unless there is a good reason for not doing so, customary international law will be incorporated into the common law and applied by the court.
In fact, Lord Mance was careful to say no such thing. Indeed, it is impossible to imagine how such a statement could be true.
An example. The United Kingdom is under a duty under international law not to invade France. What would be the position under United Kingdom domestic law if it did so? Could France obtain redress before the United Kingdom courts either before or after the unlawful military intervention took place?
Of course not. It is just wrong to think that there is a 1:1 read across of international law into the United Kingdom domestic legal order. That would be not only inappropriate but meaningless. The impact of international law is indirect. The United Kingdom courts rightly seek to ensure that the United Kingdom is in compliance with its international legal obligations. If a domestic statute can be read in two ways, one reading of which will place the UK in breach of international law, and the other not, the latter will be adopted. Similarly, if the common law can be developed in such a way as to ensure that the United Kingdom is in compliance with its international legal obligations then the courts will do so. Prior to the Human Rights Act, the courts sought to expand the domestic law of torts to give people redress so as to ensure that the United Kingdom provided litigants with an adequate remedy as required by Article 13 of the European Convention.
It is flat wrong however to assert that international law is directly effective in the United Kingdom domestic legal order. In this respect it is quite different from European Union law. If it were there would be no need for the Human Rights Act as the rights under the Convention would have been incorporated into UK law as soon as agreed to by the United Kingdom without more ado.
Error 2: International law binds the Crown, the Crown acts through ministers, therefore international law binds ministers
The mistake here is one of agency law. The United Kingdom state has no physical existence. It is a legal construct with no more real presence in the world absent the law than Royal Dutch Shell plc. It can only act through real world human agents acting on its behalf. Precisely the same is true of companies that can only act through their directors.
The error Professor Dapo Akande and Dr Eirik Bjorge make is to suppose that because the acts of an agent (here a minister) are attributed to her principal, that this entails that the duties of the principal attach to the agent. The latter proposition does not follow from the former.
If a principal, such as a company or a state, is subject to a legal duty, does that entail that the agent who acts for it is bound by the same duty? It does not. The duty is on the principal, not the agent. Just as companies are bound by the contracts they enter into, and not their directors, so the United Kingdom is bound by the agreements it enters into, and its ministers are not.

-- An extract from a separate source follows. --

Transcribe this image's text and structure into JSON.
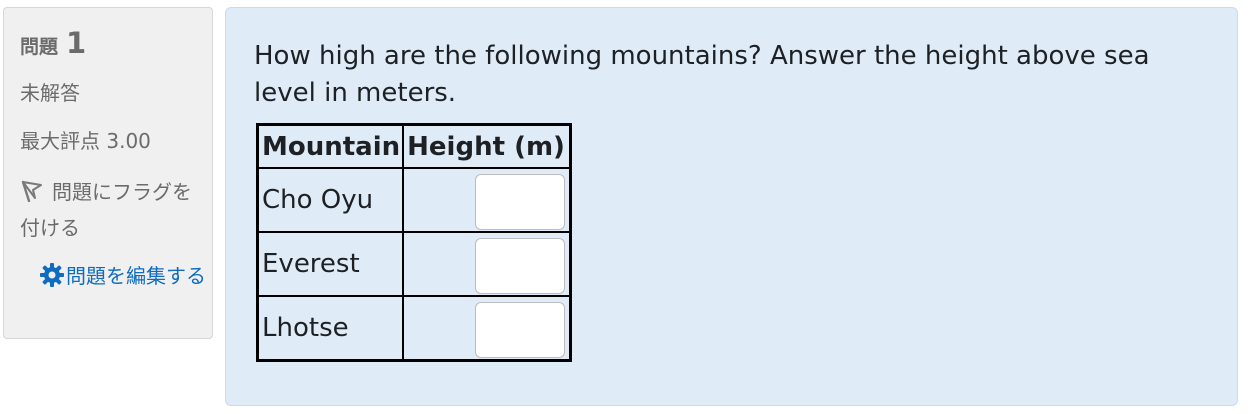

The parties bound by agreements are the parties to those agreements. The United Kingdom is bound by the agreements it enters into, but third parties, however eminent they may be, are not.
Error 3: Where domestic law is inconsistent with international law the minister must follow the former, therefore domestic law has hierarchical superiority.
Commentators agree that in a case of direct conflict, a minister must follow UK domestic law and not international law. For those who think international law is somehow automatically incorporated tout court into UK domestic law this can only be explained by some kind of trumping one by the other.
This is wrong. International law binds states, not individuals. Individuals are bound by the law within their own domestic legal order. There is no hierarchy, anymore than there is a hierarchy between the laws of Germany and France. The legal persons bound by these rules differs.